Precautions while using Ocupress
It is very important that your doctor check your progress at regular visits to make sure this medicine is working properly and to check for unwanted effects .
If itching, redness, swelling, or other signs of eye or eyelid irritation occur, stop using this medicine and check with your doctor. These signs may mean that you are allergic to this medicine .
Carteolol may cause heart failure in some patients. Check with your doctor right away if you are having chest pain or discomfort; dilated neck veins; extreme fatigue; irregular breathing; an irregular heartbeat; shortness of breath; swelling of the face, fingers, feet, or lower legs; weight gain; or wheezing .
This medicine may cause changes in your blood sugar levels. Also, this medicine may cover up signs of low blood sugar, such as a rapid pulse rate. Check with your doctor if you have these problems or if you notice a change in the results of your blood or urine sugar tests .
Make sure any doctor or dentist who treats you knows that you are using this medicine. You may need to stop using this medicine several days before having surgery .
Ocupress side effects
Along with its needed effects, a medicine may cause some unwanted effects. Although not all of these side effects may occur, if they do occur they may need medical attention.
Check with your doctor immediately if any of the following side effects occur:
- Blurred vision
- chest pain or discomfort
- dizziness, faintness, or lightheadedness when getting up from a lying or sitting position suddenly
- shortness of breath
- slow or irregular heartbeat
- unusual tiredness or weakness
Incidence not determined
- Blue lips, fingernails, or skin
- blurred, cloudy, or yellow vision
- change in color vision
- decreased urine output
- decreased vision after sunset and before sunrise
- difficult or labored breathing
- difficulty seeing at night
- dilated neck veins
- discoloration of white part of eye
- disturbed color perception
- drainage from the eye
- drooping upper eyelids
- double vision
- extreme fatigue
- eye redness, irritation, pain, burning, or tearing
- fast heartbeat
- halos around lights
- inability to speak
- increase in blood flow to the whites of the eyes
- increased sensitivity of eyes to sunlight
- irregular, fast or slow, or shallow breathing
- joint pain, stiffness, or swelling
- loss of vision
- night blindness
- noisy breathing
- overbright appearance of lights
- pain or tenderness around eyes and cheekbones
- pounding or rapid pulse
- redness of skin
- redness, swelling, and/or itching of eye and eyelid
- seeing double
- severe numbness, especially on one side of the face or body
- severe or sudden headache
- slurred speech
- stuffy or runny nose
- swelling of eyelids, face, fingers, lips, hands, feet, or lower legs
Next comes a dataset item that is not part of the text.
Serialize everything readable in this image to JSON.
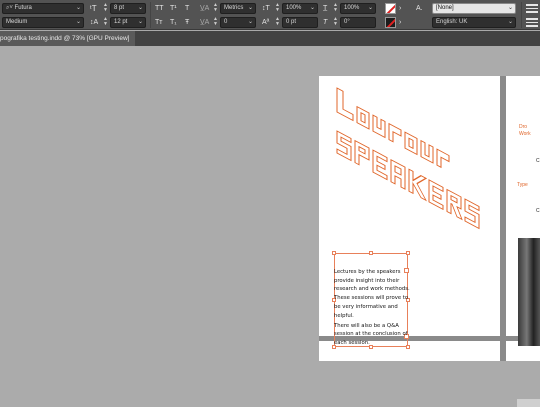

- temporary blindness
- tightness in chest
- troubled breathing
- tunnel vision
- unusual feeling in the eyes
- weakness in arm and/or leg on one side of the body, sudden and severe
- weight gain
Some side effects may occur that usually do not need medical attention. These side effects may go away during treatment as your body adjusts to the medicine. Also, your health care professional may be able to tell you about ways to prevent or reduce some of these side effects. Check with your health care professional if any of the following side effects continue or are bothersome or if you have any questions about them:
Incidence not determined
- Change in taste or bad, unusual, or unpleasant (after) taste
- feeling sad or empty
- lack of appetite
- lack or loss of strength
- loss of interest or pleasure
- trouble concentrating
- trouble sleeping
- unable to sleep
Other side effects not listed may also occur in some patients. If you notice any other effects, check with your healthcare professional.
Call your doctor for medical advice about side effects. You may report side effects to the FDA at 1-800-FDA-1088.
More about Ocupress (carteolol ophthalmic)
- Side Effects
- During Pregnancy or Breastfeeding
- Dosage Information
- Drug Interactions
- En Español
- Drug class: ophthalmic glaucoma agents
Related treatment guides
Always consult your healthcare provider to ensure the information displayed on this page applies to your personal circumstances.